The issue here is if we are not aware of our motivations, it can negatively impact our prolonged success and overall happiness. This can happen when our physical transformation and our mental acclimation are not in sync. We may have changed our body, gotten out of the danger zone, but we’re still not happy with ourselves. If we were happy with ourselves, we’d lose our motivation.
If we only know how to push ourselves out of hatred and fear then our new way of living won’t be both enjoyable AND sustainable. We need to learn how to lovingly motivate ourselves. Hating yourself or living in fear is no way to go through life, and falling on and off the same horse is a really aggravating cycle.
If we want to live the life we dream, it has to be sustainable and enjoyable. Likely it’s already enjoyable or it wouldn’t be our dream, but how to we make it last? Well it can’t last out of to motivation that comes from deep dissatisfaction. How could we be both happy and deeply dissatisfied?
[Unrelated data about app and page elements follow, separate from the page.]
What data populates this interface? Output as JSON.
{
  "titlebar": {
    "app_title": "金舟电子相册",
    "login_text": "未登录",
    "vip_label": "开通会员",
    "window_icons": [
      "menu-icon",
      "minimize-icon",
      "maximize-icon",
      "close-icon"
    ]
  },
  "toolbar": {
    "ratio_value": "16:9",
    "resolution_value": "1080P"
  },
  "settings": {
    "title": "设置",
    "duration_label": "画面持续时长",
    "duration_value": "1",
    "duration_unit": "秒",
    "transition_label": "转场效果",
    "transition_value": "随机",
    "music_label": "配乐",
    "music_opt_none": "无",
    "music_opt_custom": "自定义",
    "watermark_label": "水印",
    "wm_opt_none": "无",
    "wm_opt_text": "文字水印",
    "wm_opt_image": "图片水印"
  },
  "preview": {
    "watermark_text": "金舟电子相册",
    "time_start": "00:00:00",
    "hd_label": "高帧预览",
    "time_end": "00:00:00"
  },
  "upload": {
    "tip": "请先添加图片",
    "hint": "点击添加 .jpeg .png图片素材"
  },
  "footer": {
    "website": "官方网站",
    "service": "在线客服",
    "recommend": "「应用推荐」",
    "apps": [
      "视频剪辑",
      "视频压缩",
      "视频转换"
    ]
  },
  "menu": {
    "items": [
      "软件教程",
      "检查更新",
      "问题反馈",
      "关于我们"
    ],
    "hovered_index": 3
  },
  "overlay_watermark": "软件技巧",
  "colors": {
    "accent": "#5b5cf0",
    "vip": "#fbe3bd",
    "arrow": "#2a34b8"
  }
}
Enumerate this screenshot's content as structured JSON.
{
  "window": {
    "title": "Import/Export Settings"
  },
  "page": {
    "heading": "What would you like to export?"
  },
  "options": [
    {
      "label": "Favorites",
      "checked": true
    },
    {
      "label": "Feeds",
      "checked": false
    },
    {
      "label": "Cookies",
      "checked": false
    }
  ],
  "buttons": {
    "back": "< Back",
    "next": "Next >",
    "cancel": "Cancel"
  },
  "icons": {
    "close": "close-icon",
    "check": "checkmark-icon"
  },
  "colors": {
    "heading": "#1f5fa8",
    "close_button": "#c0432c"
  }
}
We can’t. But if we are satisfied, how do we keep going?
It’s simple really, we understand that life is a never-ending learning and growing process. We free our self from the notion that we are going to arrive at our goal, instead we make our goal the sustainable pursuit of moving more and more into alignment with our best self. We pursue greatness, and know that we are already great for doing so.
There’s a quote that says “Always be happy, never be satisfied.” I say fuck that. I say “Be happy, be satisfied, but keep fucking going!!” If you always need to revert to dissatisfaction to get motivated to do what makes for a happy life, then surprise surprise, that’s exactly what you will do.
Break the cycle. If you’re in desperation mode, if you have serious physical or mental risks associated with staying in your present situation, it’s totally fine to use that dire motivation to improve. There is nothing wrong with stage one, most of us have been there, and more than once.
It’s that more than once that sucks. By recognizing this pattern and understanding it, by seeing how it may have prevailed in our own life, we can eliminate the need to repeat the steps that take place in an unhappy period of our lives and we can work and aspire toward living in a beautiful state every day of our lives.
Peace, love and understanding. Give it to others, but most importantly give it to yourself.